Breaking More Waves A Playlist

Honeyblood – Killer Bangs
Host – Heartbeats In The House
Iggy Azalea & Charli XCX - Fancy
Ivy & Gold – Not Had Enough
Jungle – Time
Kassassin Street – The Royal Handkerchief Ballet
Lana Del Rey – West Coast
La Roux – Uptight Downtown
Mausi – My Friend Has A Swimming Pool
Meanwhile – Bigger City
Porter Robinson – Sad Machine (streaming below)
Raury – God’s Whisper
Seinabo Sey – Hard Time
Sophie Jamieson - Stain
Wolf Alice – Moaning Lisa Smile

Porter Robinson - Sad Machine

(A song with over 1 million plays on Soundcloud and just over 2 weeks old - we're surprised it's not on that Radio 1 playlist !)

3 comments:

Lauren Maria said...

I could listen to my friend fas a swimming pool on repeat in it's own, love it! If quite like a playlist combining both?

Anonymous said...

The irony of your 'no-stats' playlit is there are several songs on it that have very high views / plays /listens. Doesn't that defeat the point?

Breaking More Waves Blog said...

Anon

No - because if it was all 'music that hasn't had much exposure' then it would still be over reliant on stats just in a different way.

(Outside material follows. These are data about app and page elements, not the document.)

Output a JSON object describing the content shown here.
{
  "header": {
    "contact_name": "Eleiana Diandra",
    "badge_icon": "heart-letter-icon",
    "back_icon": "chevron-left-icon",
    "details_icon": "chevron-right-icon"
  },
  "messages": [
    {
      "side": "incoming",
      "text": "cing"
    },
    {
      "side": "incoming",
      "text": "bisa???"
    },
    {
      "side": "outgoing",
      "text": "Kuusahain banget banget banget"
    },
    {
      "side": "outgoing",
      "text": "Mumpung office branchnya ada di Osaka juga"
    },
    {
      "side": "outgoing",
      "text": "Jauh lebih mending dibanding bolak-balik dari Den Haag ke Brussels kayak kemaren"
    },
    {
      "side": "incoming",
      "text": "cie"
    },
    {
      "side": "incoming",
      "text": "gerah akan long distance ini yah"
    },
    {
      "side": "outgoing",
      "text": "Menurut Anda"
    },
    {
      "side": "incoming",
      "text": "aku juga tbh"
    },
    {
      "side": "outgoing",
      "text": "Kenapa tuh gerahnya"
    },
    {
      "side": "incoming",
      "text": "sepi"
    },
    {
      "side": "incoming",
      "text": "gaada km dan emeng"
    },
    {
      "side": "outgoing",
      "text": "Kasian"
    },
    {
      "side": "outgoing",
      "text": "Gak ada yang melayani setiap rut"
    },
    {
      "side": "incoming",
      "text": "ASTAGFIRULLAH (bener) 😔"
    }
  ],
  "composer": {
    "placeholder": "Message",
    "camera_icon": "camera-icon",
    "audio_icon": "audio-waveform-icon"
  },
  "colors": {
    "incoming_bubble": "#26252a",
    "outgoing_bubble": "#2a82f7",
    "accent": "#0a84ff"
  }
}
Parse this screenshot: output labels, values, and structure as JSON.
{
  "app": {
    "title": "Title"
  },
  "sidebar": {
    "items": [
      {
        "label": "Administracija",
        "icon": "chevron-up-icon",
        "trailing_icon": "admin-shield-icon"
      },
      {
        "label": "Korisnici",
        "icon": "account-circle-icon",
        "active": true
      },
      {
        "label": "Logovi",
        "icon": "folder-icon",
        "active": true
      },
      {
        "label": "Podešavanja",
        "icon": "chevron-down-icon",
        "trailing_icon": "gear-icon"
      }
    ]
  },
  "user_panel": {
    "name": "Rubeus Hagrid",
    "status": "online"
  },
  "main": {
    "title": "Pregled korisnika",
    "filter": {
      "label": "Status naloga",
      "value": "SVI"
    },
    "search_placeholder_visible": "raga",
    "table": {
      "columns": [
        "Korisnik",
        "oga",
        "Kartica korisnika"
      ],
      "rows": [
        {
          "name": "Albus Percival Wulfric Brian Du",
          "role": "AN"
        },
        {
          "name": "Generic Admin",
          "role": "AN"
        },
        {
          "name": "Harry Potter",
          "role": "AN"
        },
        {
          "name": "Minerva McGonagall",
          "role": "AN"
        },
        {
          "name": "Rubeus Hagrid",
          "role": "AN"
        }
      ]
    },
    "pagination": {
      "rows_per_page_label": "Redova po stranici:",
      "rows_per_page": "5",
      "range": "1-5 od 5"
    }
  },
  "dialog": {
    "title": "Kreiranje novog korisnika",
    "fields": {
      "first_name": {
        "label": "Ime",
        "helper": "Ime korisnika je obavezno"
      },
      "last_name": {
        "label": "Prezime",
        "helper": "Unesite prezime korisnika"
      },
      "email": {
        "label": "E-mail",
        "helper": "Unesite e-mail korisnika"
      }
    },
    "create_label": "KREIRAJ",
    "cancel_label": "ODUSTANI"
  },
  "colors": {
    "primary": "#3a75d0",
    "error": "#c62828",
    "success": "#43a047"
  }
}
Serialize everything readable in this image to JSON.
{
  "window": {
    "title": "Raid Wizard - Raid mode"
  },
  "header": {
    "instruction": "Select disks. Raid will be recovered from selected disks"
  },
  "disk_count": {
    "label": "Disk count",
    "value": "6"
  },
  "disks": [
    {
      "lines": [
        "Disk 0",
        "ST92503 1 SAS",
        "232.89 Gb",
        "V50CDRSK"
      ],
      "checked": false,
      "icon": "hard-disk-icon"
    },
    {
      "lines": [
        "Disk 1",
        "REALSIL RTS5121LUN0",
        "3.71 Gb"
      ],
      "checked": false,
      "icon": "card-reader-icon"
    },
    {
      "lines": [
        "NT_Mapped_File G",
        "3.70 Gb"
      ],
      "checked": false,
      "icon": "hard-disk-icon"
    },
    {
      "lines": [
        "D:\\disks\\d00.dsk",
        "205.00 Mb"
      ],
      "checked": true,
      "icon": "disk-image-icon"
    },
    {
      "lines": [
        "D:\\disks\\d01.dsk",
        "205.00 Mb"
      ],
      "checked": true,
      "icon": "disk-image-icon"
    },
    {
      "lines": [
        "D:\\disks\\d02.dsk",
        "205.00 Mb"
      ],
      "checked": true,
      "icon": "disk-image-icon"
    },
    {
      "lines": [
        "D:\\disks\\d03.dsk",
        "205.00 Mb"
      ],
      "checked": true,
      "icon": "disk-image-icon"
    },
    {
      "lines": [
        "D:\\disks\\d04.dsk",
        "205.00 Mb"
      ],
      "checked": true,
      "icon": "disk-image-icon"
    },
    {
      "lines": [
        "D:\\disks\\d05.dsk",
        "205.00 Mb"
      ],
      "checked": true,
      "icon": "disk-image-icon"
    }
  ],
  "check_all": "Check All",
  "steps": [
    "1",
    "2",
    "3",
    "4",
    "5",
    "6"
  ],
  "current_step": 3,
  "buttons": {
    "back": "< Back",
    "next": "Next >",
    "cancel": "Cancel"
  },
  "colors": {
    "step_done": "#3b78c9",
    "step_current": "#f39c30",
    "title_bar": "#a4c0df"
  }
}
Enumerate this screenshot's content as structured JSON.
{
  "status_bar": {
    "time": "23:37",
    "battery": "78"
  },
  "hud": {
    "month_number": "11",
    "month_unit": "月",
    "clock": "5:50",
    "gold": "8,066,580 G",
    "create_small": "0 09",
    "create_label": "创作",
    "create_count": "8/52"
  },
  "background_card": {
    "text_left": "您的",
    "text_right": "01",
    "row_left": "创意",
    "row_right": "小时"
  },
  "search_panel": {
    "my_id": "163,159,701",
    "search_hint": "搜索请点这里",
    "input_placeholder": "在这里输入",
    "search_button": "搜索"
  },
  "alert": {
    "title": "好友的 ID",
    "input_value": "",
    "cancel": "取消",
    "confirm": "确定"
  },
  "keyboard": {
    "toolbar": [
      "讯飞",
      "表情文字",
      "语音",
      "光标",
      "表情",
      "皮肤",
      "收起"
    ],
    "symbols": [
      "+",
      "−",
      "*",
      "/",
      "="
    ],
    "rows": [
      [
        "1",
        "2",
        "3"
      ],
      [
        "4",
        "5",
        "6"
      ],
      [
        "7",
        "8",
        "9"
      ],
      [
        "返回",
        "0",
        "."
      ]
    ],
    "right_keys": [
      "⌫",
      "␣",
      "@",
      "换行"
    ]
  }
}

This is just a bunch of songs I like - irrespective of play counts etc.